Dataset rows for apps and sites
+===+

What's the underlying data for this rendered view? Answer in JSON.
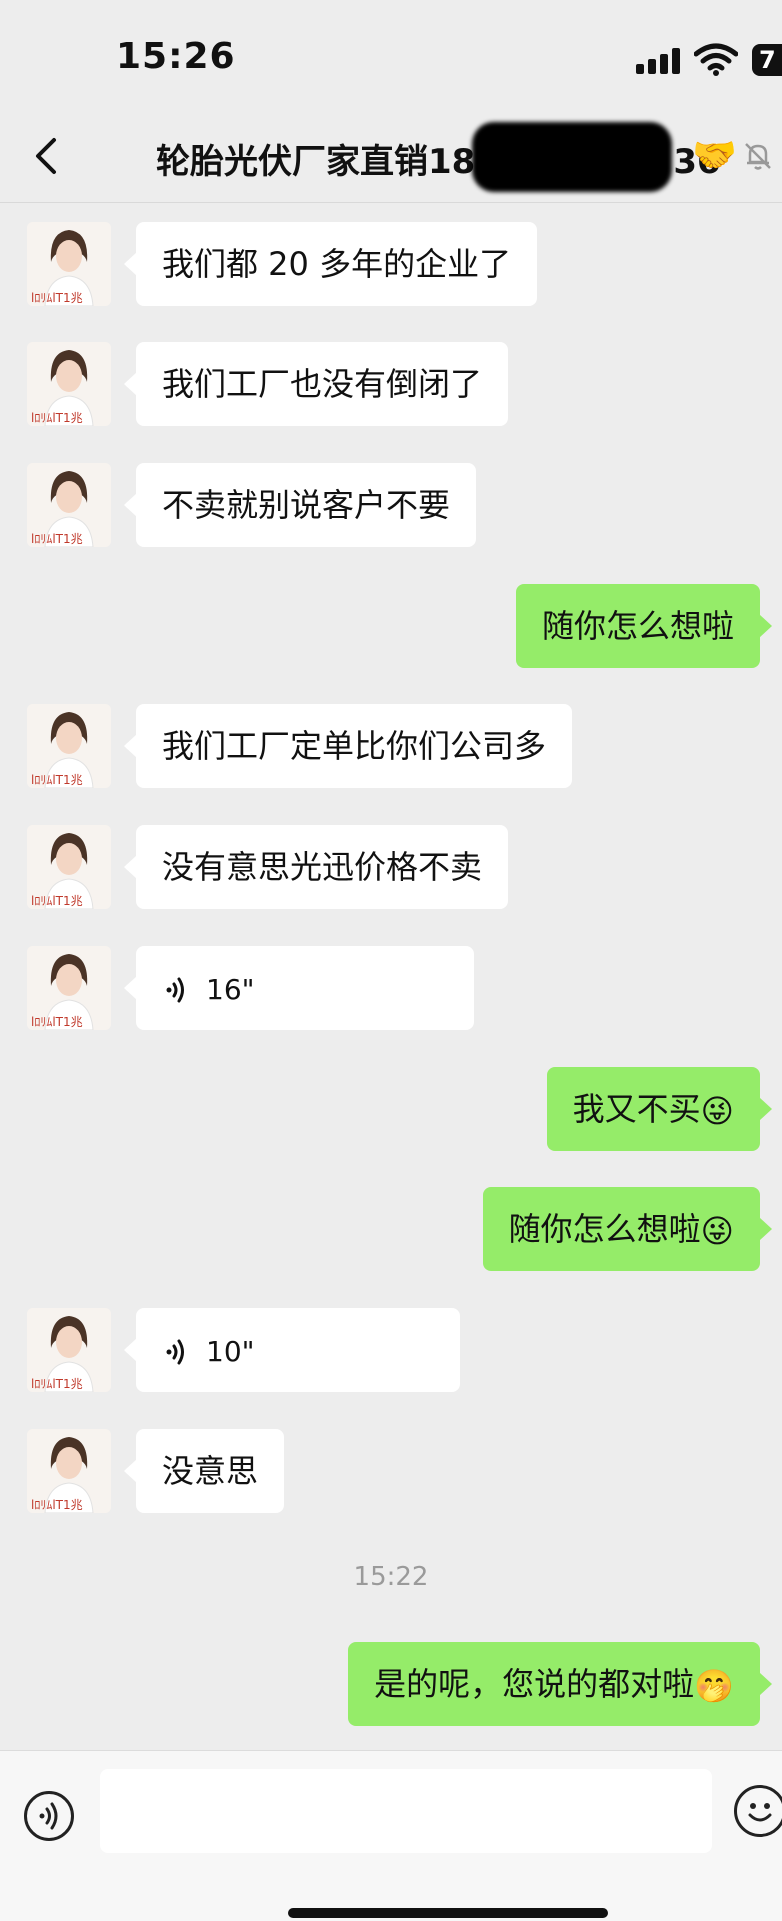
{
  "status_bar": {
    "time": "15:26",
    "battery": "7"
  },
  "header": {
    "title": "轮胎光伏厂家直销18",
    "title_tail": "36",
    "title_emoji": "🤝"
  },
  "messages": [
    {
      "side": "in",
      "type": "text",
      "text": "我们都 20 多年的企业了"
    },
    {
      "side": "in",
      "type": "text",
      "text": "我们工厂也没有倒闭了"
    },
    {
      "side": "in",
      "type": "text",
      "text": "不卖就别说客户不要"
    },
    {
      "side": "out",
      "type": "text",
      "text": "随你怎么想啦"
    },
    {
      "side": "in",
      "type": "text",
      "text": "我们工厂定单比你们公司多"
    },
    {
      "side": "in",
      "type": "text",
      "text": "没有意思光迅价格不卖"
    },
    {
      "side": "in",
      "type": "voice",
      "duration": "16\""
    },
    {
      "side": "out",
      "type": "text",
      "text": "我又不买",
      "emoji": "😜"
    },
    {
      "side": "out",
      "type": "text",
      "text": "随你怎么想啦",
      "emoji": "😜"
    },
    {
      "side": "in",
      "type": "voice",
      "duration": "10\""
    },
    {
      "side": "in",
      "type": "text",
      "text": "没意思"
    },
    {
      "type": "timestamp",
      "text": "15:22"
    },
    {
      "side": "out",
      "type": "text",
      "text": "是的呢，您说的都对啦",
      "emoji": "🤭"
    }
  ],
  "input_bar": {
    "placeholder": ""
  },
  "colors": {
    "background": "#ededed",
    "incoming_bubble": "#ffffff",
    "outgoing_bubble": "#95ec69"
  }
}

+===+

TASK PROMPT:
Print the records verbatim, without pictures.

REPLY TO THE TASK:
What's the underlying data for this rendered view? Answer in JSON.
{
  "status_bar": {
    "time": "15:26",
    "battery": "7"
  },
  "header": {
    "title": "轮胎光伏厂家直销18",
    "title_tail": "36",
    "title_emoji": "🤝"
  },
  "messages": [
    {
      "side": "in",
      "type": "text",
      "text": "我们都 20 多年的企业了"
    },
    {
      "side": "in",
      "type": "text",
      "text": "我们工厂也没有倒闭了"
    },
    {
      "side": "in",
      "type": "text",
      "text": "不卖就别说客户不要"
    },
    {
      "side": "out",
      "type": "text",
      "text": "随你怎么想啦"
    },
    {
      "side": "in",
      "type": "text",
      "text": "我们工厂定单比你们公司多"
    },
    {
      "side": "in",
      "type": "text",
      "text": "没有意思光迅价格不卖"
    },
    {
      "side": "in",
      "type": "voice",
      "duration": "16\""
    },
    {
      "side": "out",
      "type": "text",
      "text": "我又不买",
      "emoji": "😜"
    },
    {
      "side": "out",
      "type": "text",
      "text": "随你怎么想啦",
      "emoji": "😜"
    },
    {
      "side": "in",
      "type": "voice",
      "duration": "10\""
    },
    {
      "side": "in",
      "type": "text",
      "text": "没意思"
    },
    {
      "type": "timestamp",
      "text": "15:22"
    },
    {
      "side": "out",
      "type": "text",
      "text": "是的呢，您说的都对啦",
      "emoji": "🤭"
    }
  ],
  "input_bar": {
    "placeholder": ""
  },
  "colors": {
    "background": "#ededed",
    "incoming_bubble": "#ffffff",
    "outgoing_bubble": "#95ec69"
  }
}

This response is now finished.